Given information START

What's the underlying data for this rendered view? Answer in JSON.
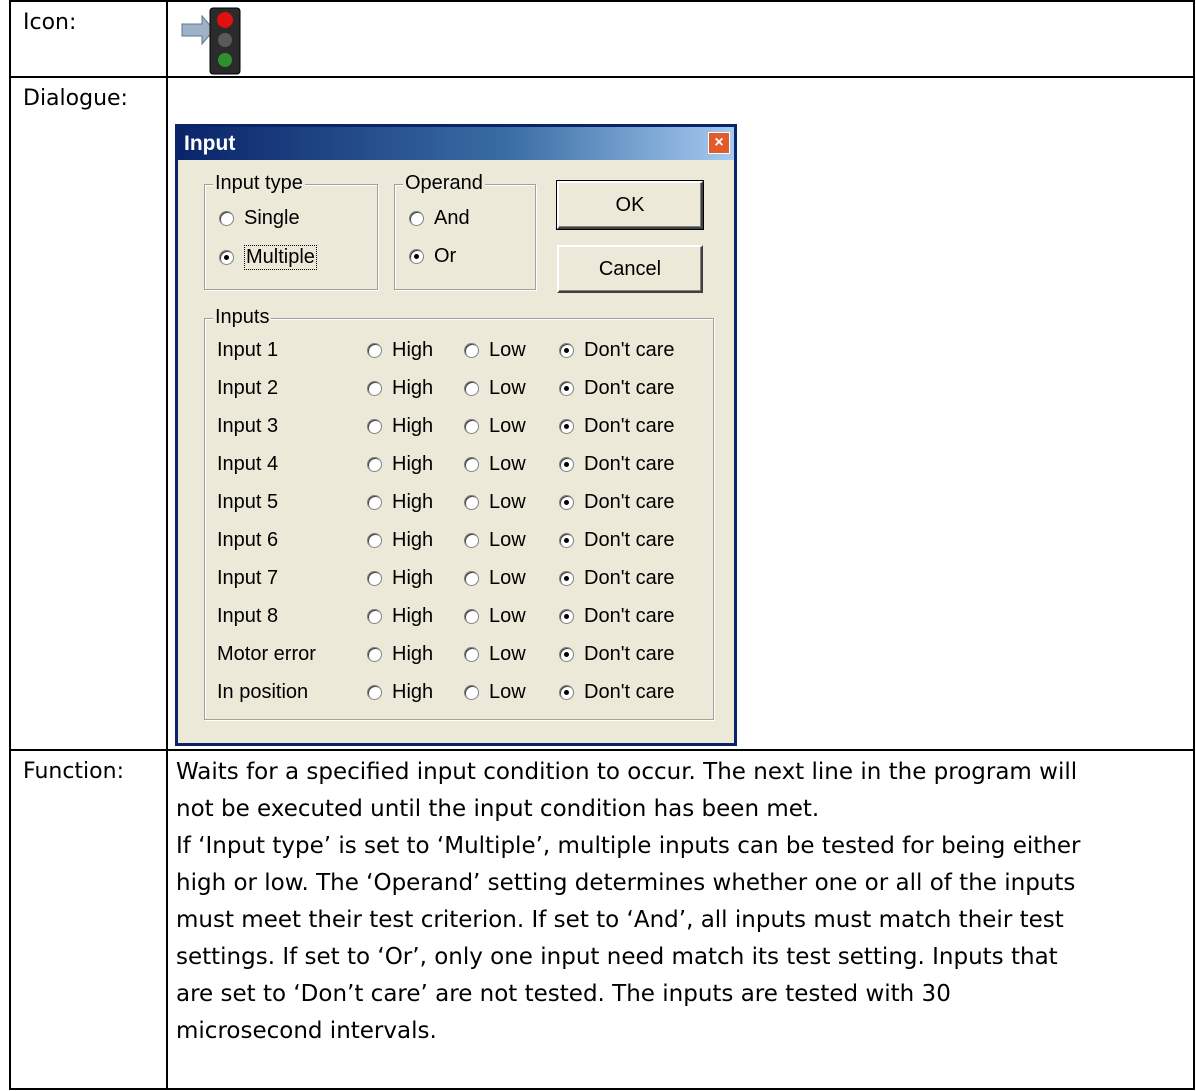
{
  "table": {
    "icon_label": "Icon:",
    "dialogue_label": "Dialogue:",
    "function_label": "Function:",
    "function_text": [
      "Waits for a specified input condition to occur. The next line in the program will",
      "not be executed until the input condition has been met.",
      "If ‘Input type’ is set to ‘Multiple’, multiple inputs can be tested for being either",
      "high or low. The ‘Operand’ setting determines whether one or all of the inputs",
      "must meet their test criterion. If set to ‘And’, all inputs must match their test",
      "settings. If set to ‘Or’, only one input need match its test setting. Inputs that",
      "are set to ‘Don’t care’ are not tested. The inputs are tested with 30",
      "microsecond intervals."
    ]
  },
  "icon": {
    "name": "traffic-light-icon"
  },
  "dialog": {
    "title": "Input",
    "close_glyph": "×",
    "input_type": {
      "title": "Input type",
      "single": "Single",
      "multiple": "Multiple",
      "selected": "Multiple"
    },
    "operand": {
      "title": "Operand",
      "and": "And",
      "or": "Or",
      "selected": "Or"
    },
    "ok_label": "OK",
    "cancel_label": "Cancel",
    "inputs_title": "Inputs",
    "option_labels": {
      "high": "High",
      "low": "Low",
      "dont_care": "Don't care"
    },
    "inputs": [
      {
        "label": "Input 1",
        "selected": "dont_care"
      },
      {
        "label": "Input 2",
        "selected": "dont_care"
      },
      {
        "label": "Input 3",
        "selected": "dont_care"
      },
      {
        "label": "Input 4",
        "selected": "dont_care"
      },
      {
        "label": "Input 5",
        "selected": "dont_care"
      },
      {
        "label": "Input 6",
        "selected": "dont_care"
      },
      {
        "label": "Input 7",
        "selected": "dont_care"
      },
      {
        "label": "Input 8",
        "selected": "dont_care"
      },
      {
        "label": "Motor error",
        "selected": "dont_care"
      },
      {
        "label": "In position",
        "selected": "dont_care"
      }
    ]
  }
}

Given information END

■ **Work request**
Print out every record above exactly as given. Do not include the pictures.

■ **Exercise response**
What's the underlying data for this rendered view? Answer in JSON.
{
  "table": {
    "icon_label": "Icon:",
    "dialogue_label": "Dialogue:",
    "function_label": "Function:",
    "function_text": [
      "Waits for a specified input condition to occur. The next line in the program will",
      "not be executed until the input condition has been met.",
      "If ‘Input type’ is set to ‘Multiple’, multiple inputs can be tested for being either",
      "high or low. The ‘Operand’ setting determines whether one or all of the inputs",
      "must meet their test criterion. If set to ‘And’, all inputs must match their test",
      "settings. If set to ‘Or’, only one input need match its test setting. Inputs that",
      "are set to ‘Don’t care’ are not tested. The inputs are tested with 30",
      "microsecond intervals."
    ]
  },
  "icon": {
    "name": "traffic-light-icon"
  },
  "dialog": {
    "title": "Input",
    "close_glyph": "×",
    "input_type": {
      "title": "Input type",
      "single": "Single",
      "multiple": "Multiple",
      "selected": "Multiple"
    },
    "operand": {
      "title": "Operand",
      "and": "And",
      "or": "Or",
      "selected": "Or"
    },
    "ok_label": "OK",
    "cancel_label": "Cancel",
    "inputs_title": "Inputs",
    "option_labels": {
      "high": "High",
      "low": "Low",
      "dont_care": "Don't care"
    },
    "inputs": [
      {
        "label": "Input 1",
        "selected": "dont_care"
      },
      {
        "label": "Input 2",
        "selected": "dont_care"
      },
      {
        "label": "Input 3",
        "selected": "dont_care"
      },
      {
        "label": "Input 4",
        "selected": "dont_care"
      },
      {
        "label": "Input 5",
        "selected": "dont_care"
      },
      {
        "label": "Input 6",
        "selected": "dont_care"
      },
      {
        "label": "Input 7",
        "selected": "dont_care"
      },
      {
        "label": "Input 8",
        "selected": "dont_care"
      },
      {
        "label": "Motor error",
        "selected": "dont_care"
      },
      {
        "label": "In position",
        "selected": "dont_care"
      }
    ]
  }
}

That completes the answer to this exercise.